Problem to solve →
Copies of all lines that contain "JSON" are needed; take them from the data below.

The data →

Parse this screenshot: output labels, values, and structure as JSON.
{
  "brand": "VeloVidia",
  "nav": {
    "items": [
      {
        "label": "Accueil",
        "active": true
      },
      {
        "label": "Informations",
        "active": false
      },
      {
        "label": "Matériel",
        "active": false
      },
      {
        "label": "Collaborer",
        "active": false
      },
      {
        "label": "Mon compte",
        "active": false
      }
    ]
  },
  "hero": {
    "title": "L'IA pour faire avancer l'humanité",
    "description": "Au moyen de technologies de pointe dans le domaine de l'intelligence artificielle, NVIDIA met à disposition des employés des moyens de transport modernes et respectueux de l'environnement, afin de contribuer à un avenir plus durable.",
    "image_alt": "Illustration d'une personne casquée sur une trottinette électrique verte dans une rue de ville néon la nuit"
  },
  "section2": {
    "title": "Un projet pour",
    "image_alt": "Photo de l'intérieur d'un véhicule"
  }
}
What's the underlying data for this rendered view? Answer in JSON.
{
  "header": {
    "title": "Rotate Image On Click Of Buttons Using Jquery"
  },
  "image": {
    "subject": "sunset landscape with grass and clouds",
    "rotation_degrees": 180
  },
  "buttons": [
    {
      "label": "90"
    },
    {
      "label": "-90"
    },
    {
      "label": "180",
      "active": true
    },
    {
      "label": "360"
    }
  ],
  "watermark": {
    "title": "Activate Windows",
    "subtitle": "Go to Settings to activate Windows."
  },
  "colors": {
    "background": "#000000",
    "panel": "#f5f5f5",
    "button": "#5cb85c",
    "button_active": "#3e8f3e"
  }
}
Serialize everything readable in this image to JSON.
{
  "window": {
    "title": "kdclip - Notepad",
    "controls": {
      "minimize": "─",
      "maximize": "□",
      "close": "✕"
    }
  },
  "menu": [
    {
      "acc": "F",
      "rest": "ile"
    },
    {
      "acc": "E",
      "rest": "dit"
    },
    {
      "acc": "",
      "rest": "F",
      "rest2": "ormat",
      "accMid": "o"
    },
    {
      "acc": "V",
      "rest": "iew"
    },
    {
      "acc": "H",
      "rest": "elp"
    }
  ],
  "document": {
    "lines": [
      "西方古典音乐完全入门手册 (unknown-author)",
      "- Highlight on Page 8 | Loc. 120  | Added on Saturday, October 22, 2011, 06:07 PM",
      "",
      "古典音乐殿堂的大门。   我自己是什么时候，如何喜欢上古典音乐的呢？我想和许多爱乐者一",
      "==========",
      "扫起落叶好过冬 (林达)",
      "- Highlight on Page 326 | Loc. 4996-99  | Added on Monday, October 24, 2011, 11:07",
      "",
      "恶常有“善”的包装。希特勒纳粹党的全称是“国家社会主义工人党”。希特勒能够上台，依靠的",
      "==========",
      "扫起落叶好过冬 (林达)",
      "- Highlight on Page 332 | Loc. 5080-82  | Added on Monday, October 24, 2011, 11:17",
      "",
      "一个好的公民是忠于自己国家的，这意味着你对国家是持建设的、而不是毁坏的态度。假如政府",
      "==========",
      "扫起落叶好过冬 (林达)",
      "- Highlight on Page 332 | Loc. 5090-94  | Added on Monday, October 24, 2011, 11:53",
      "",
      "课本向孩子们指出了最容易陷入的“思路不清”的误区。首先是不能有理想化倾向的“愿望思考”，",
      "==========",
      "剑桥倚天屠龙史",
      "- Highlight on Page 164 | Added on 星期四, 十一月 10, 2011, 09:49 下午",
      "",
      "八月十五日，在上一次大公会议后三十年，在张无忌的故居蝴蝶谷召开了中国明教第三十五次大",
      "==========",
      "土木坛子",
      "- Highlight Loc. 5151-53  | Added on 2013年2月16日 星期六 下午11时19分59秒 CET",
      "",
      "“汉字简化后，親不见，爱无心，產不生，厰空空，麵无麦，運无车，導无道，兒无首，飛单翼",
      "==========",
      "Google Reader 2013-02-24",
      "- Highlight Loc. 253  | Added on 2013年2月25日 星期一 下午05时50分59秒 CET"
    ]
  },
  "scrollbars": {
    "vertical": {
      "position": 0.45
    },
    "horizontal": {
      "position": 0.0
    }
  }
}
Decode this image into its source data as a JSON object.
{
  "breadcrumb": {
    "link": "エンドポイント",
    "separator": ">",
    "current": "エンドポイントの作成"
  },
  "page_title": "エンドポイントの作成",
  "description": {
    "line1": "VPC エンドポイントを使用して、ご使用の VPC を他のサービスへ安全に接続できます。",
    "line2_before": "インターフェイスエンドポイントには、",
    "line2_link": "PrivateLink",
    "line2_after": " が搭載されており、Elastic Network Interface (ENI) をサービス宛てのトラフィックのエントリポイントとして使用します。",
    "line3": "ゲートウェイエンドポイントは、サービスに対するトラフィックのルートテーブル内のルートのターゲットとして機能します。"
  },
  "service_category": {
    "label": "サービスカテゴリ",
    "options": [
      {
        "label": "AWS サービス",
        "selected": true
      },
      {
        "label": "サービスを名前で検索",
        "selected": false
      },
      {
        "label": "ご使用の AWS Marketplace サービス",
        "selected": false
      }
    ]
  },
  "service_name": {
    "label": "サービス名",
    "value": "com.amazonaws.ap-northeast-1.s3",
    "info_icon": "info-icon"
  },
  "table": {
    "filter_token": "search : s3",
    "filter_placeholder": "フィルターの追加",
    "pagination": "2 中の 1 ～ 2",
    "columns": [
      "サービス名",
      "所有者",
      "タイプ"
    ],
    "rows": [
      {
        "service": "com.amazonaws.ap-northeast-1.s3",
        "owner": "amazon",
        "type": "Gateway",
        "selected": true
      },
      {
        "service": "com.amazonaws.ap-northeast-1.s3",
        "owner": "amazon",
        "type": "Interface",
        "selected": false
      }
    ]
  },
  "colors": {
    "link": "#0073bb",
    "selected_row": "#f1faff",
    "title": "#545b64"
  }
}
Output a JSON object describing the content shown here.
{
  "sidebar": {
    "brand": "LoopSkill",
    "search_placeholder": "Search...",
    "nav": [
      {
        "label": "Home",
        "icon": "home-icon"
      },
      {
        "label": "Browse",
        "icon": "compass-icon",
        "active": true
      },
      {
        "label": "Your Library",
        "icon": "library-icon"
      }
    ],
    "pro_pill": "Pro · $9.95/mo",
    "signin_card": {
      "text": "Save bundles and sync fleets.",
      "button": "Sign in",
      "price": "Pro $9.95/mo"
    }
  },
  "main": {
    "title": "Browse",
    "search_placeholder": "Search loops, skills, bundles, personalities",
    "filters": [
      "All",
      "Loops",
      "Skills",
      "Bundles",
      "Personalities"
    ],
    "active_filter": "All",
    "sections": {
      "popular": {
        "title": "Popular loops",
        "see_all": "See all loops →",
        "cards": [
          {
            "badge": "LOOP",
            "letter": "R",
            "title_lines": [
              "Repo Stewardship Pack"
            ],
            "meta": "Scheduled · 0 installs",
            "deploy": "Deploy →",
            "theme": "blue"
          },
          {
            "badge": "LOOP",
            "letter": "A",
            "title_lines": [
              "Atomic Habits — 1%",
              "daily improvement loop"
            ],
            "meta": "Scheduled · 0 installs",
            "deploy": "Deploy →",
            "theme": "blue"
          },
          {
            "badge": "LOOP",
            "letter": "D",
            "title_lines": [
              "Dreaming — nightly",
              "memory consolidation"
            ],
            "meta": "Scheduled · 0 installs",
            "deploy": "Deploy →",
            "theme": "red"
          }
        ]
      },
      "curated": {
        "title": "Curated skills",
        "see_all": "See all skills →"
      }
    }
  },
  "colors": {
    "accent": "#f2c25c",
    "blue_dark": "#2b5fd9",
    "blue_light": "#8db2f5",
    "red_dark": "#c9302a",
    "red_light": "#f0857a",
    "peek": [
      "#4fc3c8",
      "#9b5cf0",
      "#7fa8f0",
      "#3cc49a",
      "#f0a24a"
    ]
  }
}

Completed exercise →
Parse this screenshot: output labels, values, and structure as JSON.
What's the underlying data for this rendered view? Answer in JSON.
Serialize everything readable in this image to JSON.
Decode this image into its source data as a JSON object.
Output a JSON object describing the content shown here.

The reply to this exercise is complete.